PROBLEM TO SOLVE: Below are records. Find each line in them that holds the word "icon" and copy it.

[Opening PROVIDED INFORMATION section]

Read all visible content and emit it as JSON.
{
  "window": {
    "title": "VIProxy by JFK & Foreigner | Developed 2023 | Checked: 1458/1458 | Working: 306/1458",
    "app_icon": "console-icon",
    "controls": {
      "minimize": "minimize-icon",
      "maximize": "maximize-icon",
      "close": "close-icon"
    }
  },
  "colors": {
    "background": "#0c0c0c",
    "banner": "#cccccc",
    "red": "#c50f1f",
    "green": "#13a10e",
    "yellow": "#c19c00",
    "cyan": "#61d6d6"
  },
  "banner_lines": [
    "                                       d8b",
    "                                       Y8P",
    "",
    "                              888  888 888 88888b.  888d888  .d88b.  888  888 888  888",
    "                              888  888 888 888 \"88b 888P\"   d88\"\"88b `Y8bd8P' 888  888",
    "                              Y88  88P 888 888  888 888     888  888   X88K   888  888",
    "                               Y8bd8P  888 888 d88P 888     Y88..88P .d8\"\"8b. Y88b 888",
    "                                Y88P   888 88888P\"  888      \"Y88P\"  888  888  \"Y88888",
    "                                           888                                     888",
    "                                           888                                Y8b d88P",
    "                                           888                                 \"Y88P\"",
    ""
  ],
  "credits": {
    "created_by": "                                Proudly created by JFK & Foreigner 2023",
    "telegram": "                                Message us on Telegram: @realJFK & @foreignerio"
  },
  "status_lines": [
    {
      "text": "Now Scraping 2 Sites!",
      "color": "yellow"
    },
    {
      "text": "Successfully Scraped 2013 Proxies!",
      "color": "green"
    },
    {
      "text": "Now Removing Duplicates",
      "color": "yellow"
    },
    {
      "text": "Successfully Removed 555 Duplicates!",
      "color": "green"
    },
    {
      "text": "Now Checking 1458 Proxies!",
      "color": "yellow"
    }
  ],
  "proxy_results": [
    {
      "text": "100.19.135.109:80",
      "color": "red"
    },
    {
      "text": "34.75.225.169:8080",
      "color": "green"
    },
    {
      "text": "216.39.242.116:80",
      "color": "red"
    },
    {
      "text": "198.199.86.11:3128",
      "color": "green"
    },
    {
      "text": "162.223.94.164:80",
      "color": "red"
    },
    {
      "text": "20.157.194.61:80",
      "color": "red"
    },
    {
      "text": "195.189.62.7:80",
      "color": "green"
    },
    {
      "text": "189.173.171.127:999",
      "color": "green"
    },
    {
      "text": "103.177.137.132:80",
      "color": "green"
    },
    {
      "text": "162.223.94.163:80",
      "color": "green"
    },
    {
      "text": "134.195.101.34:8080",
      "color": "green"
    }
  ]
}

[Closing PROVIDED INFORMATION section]

PROBLEM SOLUTION:
    "app_icon": "console-icon",
      "minimize": "minimize-icon",
      "maximize": "maximize-icon",
      "close": "close-icon"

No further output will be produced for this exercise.